So very much of what we do is essentially local. Much of the hoopla surrounding the space this year has been to do with local. It seems like every other company (including my own) is essentially trying to solve the local dilemma. We have location based apps for pretty much everything from reviews and coupons to directions and deals. Millions have spent on geo-fencing to allow stores to pull of the ‘Minority Report” greeting individual customers with appropriate messages as they enter or pass their stores. Millions more have been spent building user bases for coupon or loyalty programs so we can get offers from our favorite coffee shop. Reviews have long been a mainstay of all things online, add the exploding world of mobile to that and we have a valuable and high energy mix.

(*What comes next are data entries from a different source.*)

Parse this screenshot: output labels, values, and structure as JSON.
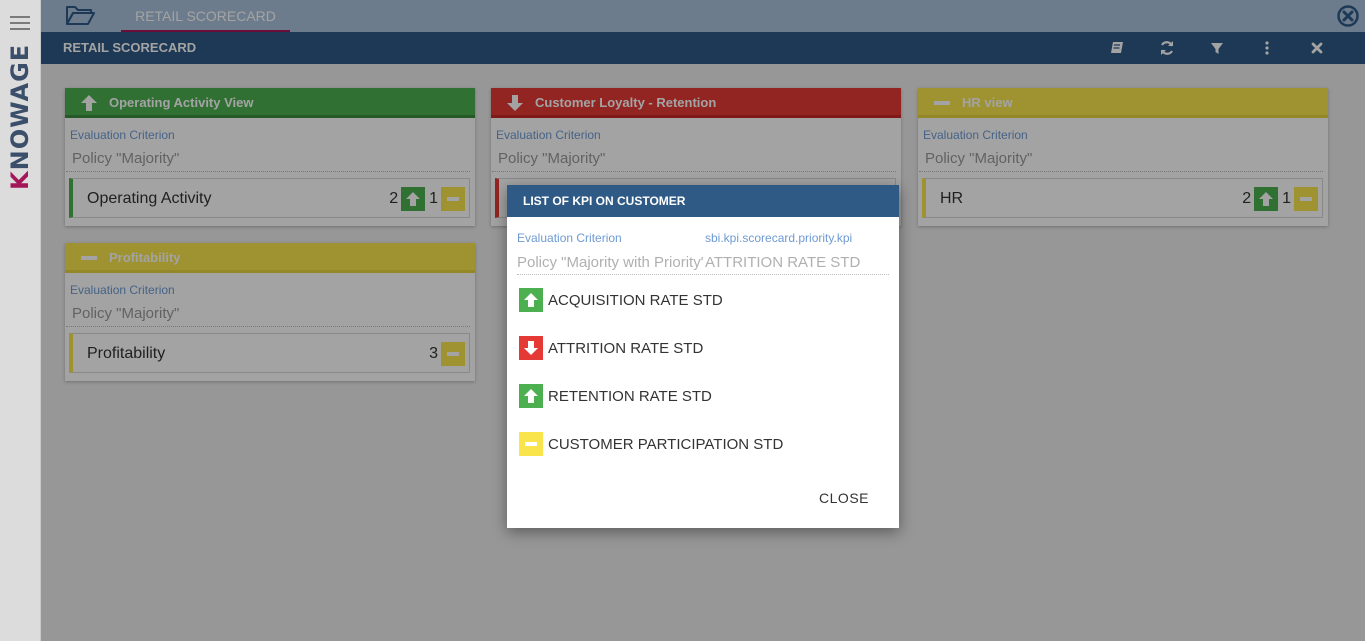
{
  "app": {
    "brand": "KNOWAGE",
    "tab_label": "RETAIL SCORECARD",
    "title": "RETAIL SCORECARD"
  },
  "colors": {
    "accent": "#a4155a",
    "header_blue": "#2f5a85",
    "status_green": "#4caf50",
    "status_red": "#e53935",
    "status_yellow": "#f9e54b"
  },
  "toolbar": {
    "icons": [
      "book-icon",
      "refresh-icon",
      "filter-icon",
      "more-vert-icon",
      "close-icon"
    ]
  },
  "cards": [
    {
      "title": "Operating Activity View",
      "status": "up",
      "criterion_label": "Evaluation Criterion",
      "criterion_value": "Policy \"Majority\"",
      "row": {
        "name": "Operating Activity",
        "counts": [
          {
            "n": "2",
            "status": "up"
          },
          {
            "n": "1",
            "status": "neutral"
          }
        ]
      }
    },
    {
      "title": "Customer Loyalty - Retention",
      "status": "down",
      "criterion_label": "Evaluation Criterion",
      "criterion_value": "Policy \"Majority\""
    },
    {
      "title": "HR view",
      "status": "neutral",
      "criterion_label": "Evaluation Criterion",
      "criterion_value": "Policy \"Majority\"",
      "row": {
        "name": "HR",
        "counts": [
          {
            "n": "2",
            "status": "up"
          },
          {
            "n": "1",
            "status": "neutral"
          }
        ]
      }
    },
    {
      "title": "Profitability",
      "status": "neutral",
      "criterion_label": "Evaluation Criterion",
      "criterion_value": "Policy \"Majority\"",
      "row": {
        "name": "Profitability",
        "counts": [
          {
            "n": "3",
            "status": "neutral"
          }
        ]
      }
    }
  ],
  "dialog": {
    "title": "LIST OF KPI ON CUSTOMER",
    "criterion_label": "Evaluation Criterion",
    "criterion_value": "Policy \"Majority with Priority\"",
    "priority_label": "sbi.kpi.scorecard.priority.kpi",
    "priority_value": "ATTRITION RATE STD",
    "kpis": [
      {
        "label": "ACQUISITION RATE STD",
        "status": "up"
      },
      {
        "label": "ATTRITION RATE STD",
        "status": "down"
      },
      {
        "label": "RETENTION RATE STD",
        "status": "up"
      },
      {
        "label": "CUSTOMER PARTICIPATION STD",
        "status": "neutral"
      }
    ],
    "close_label": "CLOSE"
  }
}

Pretty much all of the above can be best experienced with a smart mobile device and a really good map app. Google maps is just that. So in 2013 look for Google to further expand their reviews and check in options way past just the Zagat they purchased. I’d expect them to add a checking and review feature probably closely tied to a virtual geo-fence program offered to members of many loyalty programs. Look for coupons and daily deals pushed to your map app together with offers from Apple’s Passbook and or Googles Maps/Fieldtrip. The ability to pay with your mobile device although missing from iPhone 5 is already in some handsets and is likely to be in many more in the very near future. Either way, maps are central to all things local and Google has snatched the crown back. 2013 should be interesting.

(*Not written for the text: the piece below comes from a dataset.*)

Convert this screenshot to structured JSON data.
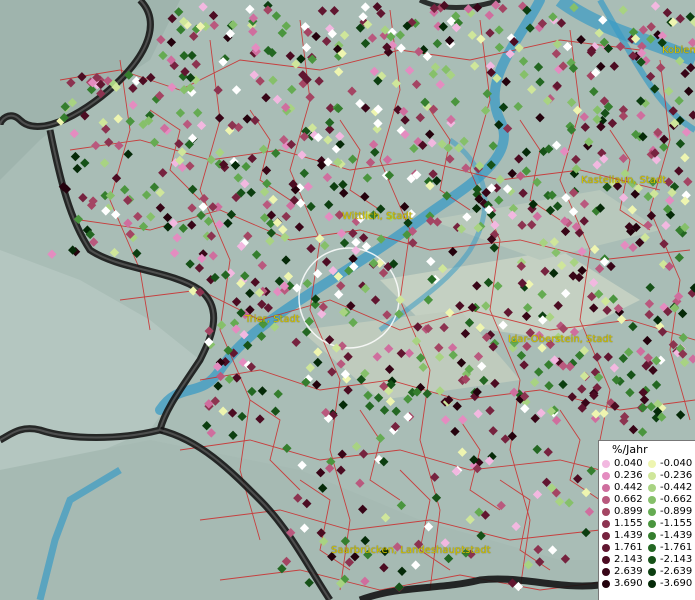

I reported a week or so back that there was an obscure and opaque conference happening in Dubai which might have significant impact on Internet access, search and beyond. As always the battle was between the totalitarian bad guys (Russia, China and the Islamic dictatorships etc) and the countries of the West. Although the ITC conference was originally designed to regulate traditional phone service it has evolved into a potentially global online regulatory organization. There was much discussion and behind the scenes machination with dueling memos and much fighting around language most of which didn’t even mention the Internet but could be used to regulate. The short read is that the bad guys were looking for a global treaty which they could use and hide behind to allow them to regulate free speech under the disguise of regulating against spam, porn and other bad stuff.

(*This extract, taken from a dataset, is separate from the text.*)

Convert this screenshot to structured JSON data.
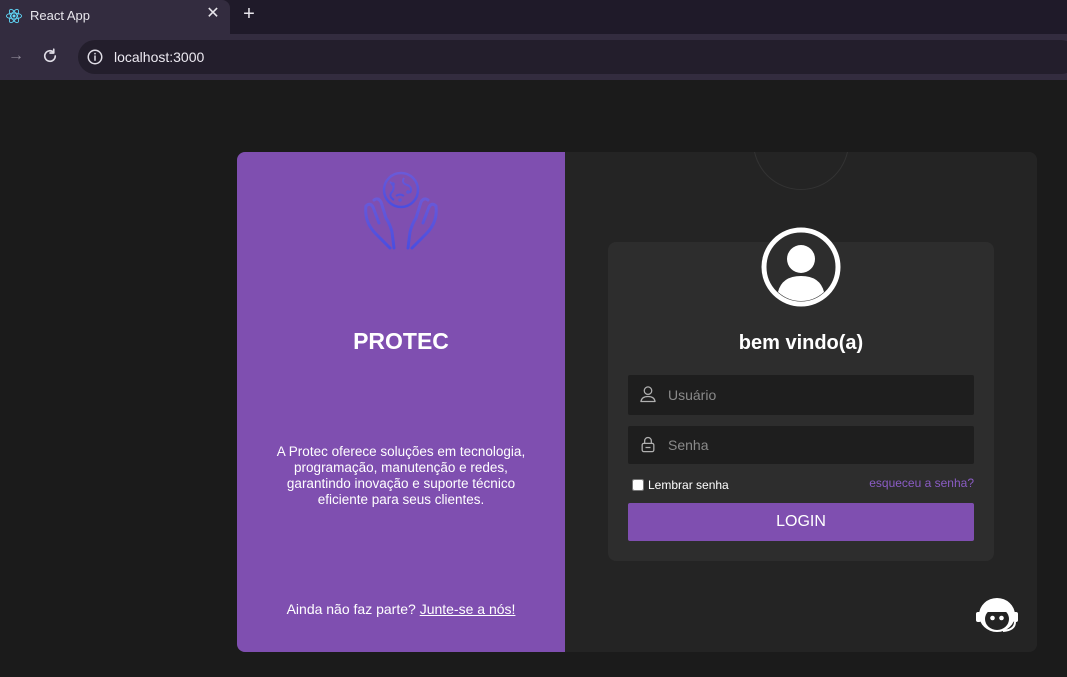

In a move culled straight out of a Dr. No plot the axis of Internet Evil attempted to push through language giving states pretty much Carte Blanche to regulate the Internet and under keen encouragement of Google, Verizon and other good guy lobbyist at the event the US led a walkout of 54 “good guy’ states which effectively scuppered the entire thing….for now.
It’s unlikely that this issue will stay down. The Internet is a big scary thing to people who would rather that their people be kept quiet an ill informed. It has fueled or at least empowered revolution in a good number of despotic hell holes this year and will likely do so again in 2013. Although incredibly dull, this issue deserves more attention than it gets. If the next phase of the Arab Spring gets set back to winter because their government is able to shoot down Twitter the chattering hoards in the west will be horrified. We averted that option last week…for now.